I love technology but I am also a bit skeptical at times.  So far, however, I have had no problems with ticket tech.

Tuesday, November 6, 2012

Proud

One of the proudest moments an American has is to cast a vote. I feel an amazing sense of power as I stand before that voting screen and touch the box next to each candidate of my choice. I would spend an hour or more in line if necessary to exercise this right, but fortunately my polling location was not crowded … I was only in line for ten minutes this morning.

This election season was the meanest I can ever remember. Most politicians, even the ones I voted for, spent more advertising time blasting their opponents than explaining what they would do if elected or re-elected. It is difficult to make an informed choice with all that crap swirling around. I made most of my choices months ago and nothing in any ad, debate or Facebook post changed my mind. Much to my surprise, however, some people were still undecided as late as this morning. I had a brief email exchange with a friend over Presidential candidate choices and I believe she eventually made her choice based as much on what she heard in ads as what she got from other sources. I think she could have dug deeper for truthful information but I give her credit for caring enough to ask for other opinions. And her last Facebook post this evening showed the long line she was determined to remain in till she cast her votes.

I am so happy the political advertising is done for now but I fear we might not know the outcome of the Presidential race tonight.
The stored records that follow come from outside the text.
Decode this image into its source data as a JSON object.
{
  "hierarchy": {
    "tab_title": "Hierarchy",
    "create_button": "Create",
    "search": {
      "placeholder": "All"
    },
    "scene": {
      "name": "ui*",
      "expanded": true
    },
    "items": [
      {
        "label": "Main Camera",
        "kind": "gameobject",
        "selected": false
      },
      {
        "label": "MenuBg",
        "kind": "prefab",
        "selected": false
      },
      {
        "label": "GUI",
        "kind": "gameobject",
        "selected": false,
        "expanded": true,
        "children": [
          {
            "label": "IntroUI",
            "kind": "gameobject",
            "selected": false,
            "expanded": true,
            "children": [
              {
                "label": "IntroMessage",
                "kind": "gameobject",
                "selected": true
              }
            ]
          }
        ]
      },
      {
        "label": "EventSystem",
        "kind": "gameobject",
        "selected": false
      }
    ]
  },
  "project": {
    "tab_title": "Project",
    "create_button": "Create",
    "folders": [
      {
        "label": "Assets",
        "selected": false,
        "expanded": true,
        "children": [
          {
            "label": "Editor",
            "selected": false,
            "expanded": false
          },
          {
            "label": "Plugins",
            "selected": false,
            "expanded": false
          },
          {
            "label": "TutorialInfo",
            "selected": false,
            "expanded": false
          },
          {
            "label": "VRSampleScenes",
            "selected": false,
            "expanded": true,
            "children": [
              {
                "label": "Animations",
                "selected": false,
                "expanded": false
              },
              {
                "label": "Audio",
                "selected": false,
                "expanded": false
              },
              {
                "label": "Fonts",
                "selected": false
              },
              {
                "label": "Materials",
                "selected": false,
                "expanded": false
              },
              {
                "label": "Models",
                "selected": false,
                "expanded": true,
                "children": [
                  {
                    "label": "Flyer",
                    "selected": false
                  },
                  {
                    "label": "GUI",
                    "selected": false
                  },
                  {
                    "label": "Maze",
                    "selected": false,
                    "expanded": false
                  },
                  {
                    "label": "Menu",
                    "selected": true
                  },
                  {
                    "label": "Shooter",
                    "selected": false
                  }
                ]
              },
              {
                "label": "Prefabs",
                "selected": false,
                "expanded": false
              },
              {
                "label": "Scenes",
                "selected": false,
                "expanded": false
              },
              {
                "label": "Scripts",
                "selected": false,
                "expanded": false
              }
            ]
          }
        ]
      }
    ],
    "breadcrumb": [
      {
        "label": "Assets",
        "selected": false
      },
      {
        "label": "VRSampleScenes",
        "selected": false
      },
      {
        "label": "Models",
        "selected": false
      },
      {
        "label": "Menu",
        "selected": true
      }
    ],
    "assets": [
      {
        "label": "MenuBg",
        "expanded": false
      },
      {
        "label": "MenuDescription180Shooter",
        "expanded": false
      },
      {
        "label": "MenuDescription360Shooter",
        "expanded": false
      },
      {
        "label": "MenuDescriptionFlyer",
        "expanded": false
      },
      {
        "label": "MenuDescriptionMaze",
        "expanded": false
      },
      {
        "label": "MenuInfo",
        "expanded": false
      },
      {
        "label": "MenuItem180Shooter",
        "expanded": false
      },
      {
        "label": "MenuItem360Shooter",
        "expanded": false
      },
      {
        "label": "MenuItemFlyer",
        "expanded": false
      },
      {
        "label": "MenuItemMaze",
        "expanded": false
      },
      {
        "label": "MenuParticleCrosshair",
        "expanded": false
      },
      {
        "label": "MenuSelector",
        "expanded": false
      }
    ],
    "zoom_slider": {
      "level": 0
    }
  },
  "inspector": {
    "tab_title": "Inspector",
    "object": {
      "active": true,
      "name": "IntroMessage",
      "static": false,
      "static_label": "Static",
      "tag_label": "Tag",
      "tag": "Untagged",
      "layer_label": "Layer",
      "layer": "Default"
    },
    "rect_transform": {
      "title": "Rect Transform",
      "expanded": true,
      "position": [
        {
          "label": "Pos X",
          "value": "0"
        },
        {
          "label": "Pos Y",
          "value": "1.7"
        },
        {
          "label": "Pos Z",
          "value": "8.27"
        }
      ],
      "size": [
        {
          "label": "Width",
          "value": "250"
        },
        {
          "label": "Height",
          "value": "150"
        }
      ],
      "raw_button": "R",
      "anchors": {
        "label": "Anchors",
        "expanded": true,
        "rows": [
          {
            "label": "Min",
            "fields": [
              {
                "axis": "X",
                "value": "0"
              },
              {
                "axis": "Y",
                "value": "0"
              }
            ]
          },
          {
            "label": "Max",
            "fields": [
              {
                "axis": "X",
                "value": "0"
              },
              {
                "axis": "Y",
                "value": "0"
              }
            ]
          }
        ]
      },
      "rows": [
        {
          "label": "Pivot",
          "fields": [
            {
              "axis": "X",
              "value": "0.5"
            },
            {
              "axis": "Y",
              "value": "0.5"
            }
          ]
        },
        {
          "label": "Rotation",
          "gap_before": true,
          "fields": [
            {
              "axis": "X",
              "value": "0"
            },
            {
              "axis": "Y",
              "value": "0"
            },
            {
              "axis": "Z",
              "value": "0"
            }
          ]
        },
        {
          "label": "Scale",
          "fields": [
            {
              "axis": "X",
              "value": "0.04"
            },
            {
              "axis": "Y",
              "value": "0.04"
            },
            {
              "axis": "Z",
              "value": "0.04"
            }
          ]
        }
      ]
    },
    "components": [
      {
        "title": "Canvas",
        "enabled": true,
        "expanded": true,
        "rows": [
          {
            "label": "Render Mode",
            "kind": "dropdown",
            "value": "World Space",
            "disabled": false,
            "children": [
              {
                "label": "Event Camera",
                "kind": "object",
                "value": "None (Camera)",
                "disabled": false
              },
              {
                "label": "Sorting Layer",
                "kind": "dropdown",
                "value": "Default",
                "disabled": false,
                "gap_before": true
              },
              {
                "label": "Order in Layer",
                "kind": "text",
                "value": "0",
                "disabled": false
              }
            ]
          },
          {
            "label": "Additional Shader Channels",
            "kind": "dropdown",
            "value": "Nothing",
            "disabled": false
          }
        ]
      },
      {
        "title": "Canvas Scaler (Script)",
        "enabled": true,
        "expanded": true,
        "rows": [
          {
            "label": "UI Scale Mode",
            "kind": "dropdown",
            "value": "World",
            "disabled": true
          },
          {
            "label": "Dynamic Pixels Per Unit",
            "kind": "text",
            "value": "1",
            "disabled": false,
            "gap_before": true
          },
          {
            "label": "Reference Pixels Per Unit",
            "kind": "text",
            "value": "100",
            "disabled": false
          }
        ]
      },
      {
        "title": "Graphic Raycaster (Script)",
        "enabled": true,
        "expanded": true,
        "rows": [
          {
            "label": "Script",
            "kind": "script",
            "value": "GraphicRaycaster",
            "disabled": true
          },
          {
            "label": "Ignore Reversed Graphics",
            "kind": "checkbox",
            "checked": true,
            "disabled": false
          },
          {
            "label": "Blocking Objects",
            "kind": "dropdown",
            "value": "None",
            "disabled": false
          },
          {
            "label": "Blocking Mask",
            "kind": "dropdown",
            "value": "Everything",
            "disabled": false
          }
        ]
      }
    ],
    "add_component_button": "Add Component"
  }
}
It will be very close and there will likely be challenges to some of the vote counts in some states. I just hope it doesn't drag out like it did in 2000.

Sunday, November 4, 2012

Interesting Idea

Finish each day and be done with it. You have done what you could. Some blunders and absurdities no doubt crept in; forget them as soon as you can. Tomorrow is a new day.


-Ralph Waldo Emerson

Saturday, November 3, 2012

This Is Getting Ridiculous

I will proudly cast a vote for Obama on Election Day. If Romney is your choice I encourage you to proudly cast a vote for him on Election Day. That is our right.

If you’re the stupid coward who left this note on a friend’s car in battleground state Virginia today, I encourage you to seek help from a mental health professional. If I caught someone leaving a note like this on my car they would not be able to vote on Election Day because they’d still be in the hospital Tuesday.



I am an American, a patriot and a veteran and believe Obama is the right person for the job of President. I also believe people have the right to disagree – half do and half don’t, according to the latest polls. But I think it takes a very unpatriotic coward to leave a note like this. That person probably wouldn’t have the courage to face me with a comment like that. He or she certainly has the right to believe that but I challenge their right to imply there is something wrong with my patriotism if I choose to vote for Obama.

I have read some of the most amazing bullshit on Facebook during this election season. Tonight I read something really ridiculous on my own sister’s page. It was all I could to not fire back a sarcastic reply. But she has the right to her opinion and the link she shared did not insult anyone; it just spread more bullshit.

The bottom line … and I’ll try to take my own advice on this … shut up and vote.